The Preservation Alliance for Greater Philadelphia will develop a contemporary exhibition plan to restage the Philadelphia City Planning Commission’s 1947 Better Philadelphia Exhibition—a pivotal historic project that helped define urban redevelopment in the region. The original exhibition was the brainchild of architect Oskar Stonorov and civic leader Walter Phillips, and was installed on two floors of the Gimbels department store in downtown Philadelphia. Drawing nearly 400,000 visitors in 1947, the exhibition promoted the work of the Planning Commission and the importance of urban planning, civic responsibility, and residential growth. Marking the 70th anniversary of the original staging, Revisiting a Better Philadelphia: 1947-2017 will ground the city’s current period of economic redevelopment within a deeper historical context, while inviting dialogue about how to strengthen diverse community growth and preserve Philadelphia’s architectural heritage.
Additional unrestricted funds are added to each grant for general operating support.
Marginal Utility’s Five Acts: Chronicles of Dissent was featured on Artforum’s website.
Nette Compton is senior director of ParkCentral and City Park Development for the Trust for Public Land in New York City.
Ann Philbin has directed the Hammer Museum at UCLA since 1999. Prior to her arrival at the Hammer, she was director of the Drawing Center in New York.
Susan Stockton recently retired as the president of the Fox Cities Performing Arts Center, a position she held since September of 2003. She is currently studying creative writing at Oxford University. Stockton served as a 2015 Performance LOI panelist.
Curatorial planning informed a series of exhibitions presented during the 2010 National Council on Education in the Ceramic Arts Conference.
Thomas Lax, curator of performance at MoMA, addresses the reality that many museum visitors “lead with their iPads and smartphones.”
One of the first venues in the United States dedicated to the appreciation of limited edition prints, the Print Center has expanded its purview to include photography and ephemera.
Interdisciplinary artist Martha McDonald presents a site-specific installation and performance at RAIR’s recycling facility and artist space.
This exhibition, the first major survey of Kasten’s work, broadly situates her legacy in relationship to contemporary art, beyond a strictly photographic history.
Dubbed a “master storyteller” by The Independent, William Dalrymple is a renowned historian, bestselling author, essayist, curator, and co-founder and co-director of the Jaipur Literature Festival, the largest literary festival in the world.
Founded in 1824 in Philadelphia, the Historical Society of Pennsylvania is home to 600,000 printed items and more than 21 million manuscript and graphic items.
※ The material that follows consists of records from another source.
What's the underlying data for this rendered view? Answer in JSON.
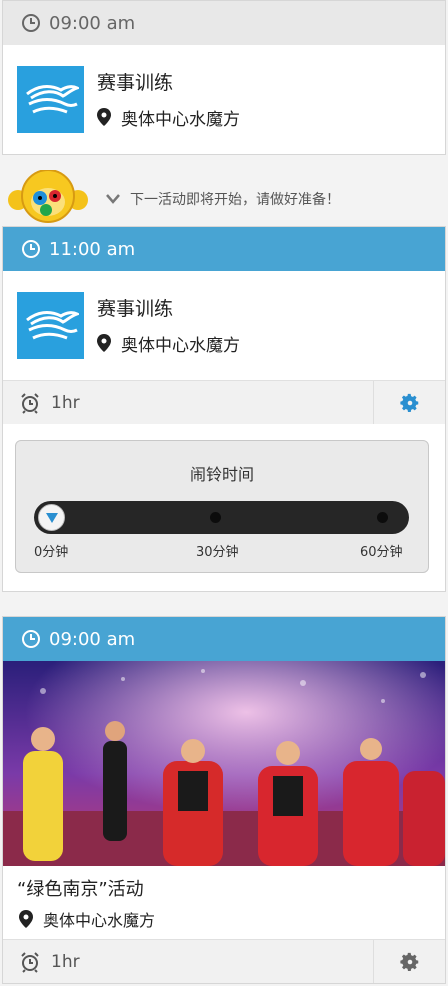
{
  "card1": {
    "time": "09:00 am",
    "title": "赛事训练",
    "location": "奥体中心水魔方"
  },
  "notice": {
    "text": "下一活动即将开始，请做好准备！"
  },
  "card2": {
    "time": "11:00 am",
    "title": "赛事训练",
    "location": "奥体中心水魔方",
    "duration": "1hr",
    "alarm": {
      "title": "闹铃时间",
      "labels": [
        "0分钟",
        "30分钟",
        "60分钟"
      ],
      "value_minutes": 0
    }
  },
  "card3": {
    "time": "09:00 am",
    "title": "“绿色南京”活动",
    "location": "奥体中心水魔方",
    "duration": "1hr"
  },
  "colors": {
    "accent_blue": "#48a4d3",
    "thumb_blue": "#29a0de",
    "gear_blue": "#2a8fd0",
    "gray_bar": "#e8e8e8"
  },
  "icons": [
    "clock-icon",
    "location-pin-icon",
    "alarm-clock-icon",
    "gear-icon",
    "chevron-down-icon",
    "swimmer-logo-icon",
    "mascot-icon"
  ]
}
The members of the Liberian Women’s Chorus for Change will adapt existing folk songs and write new ones in traditional styles, in the hopes of subverting historical narratives in which women are blamed, stigmatized, or victimized.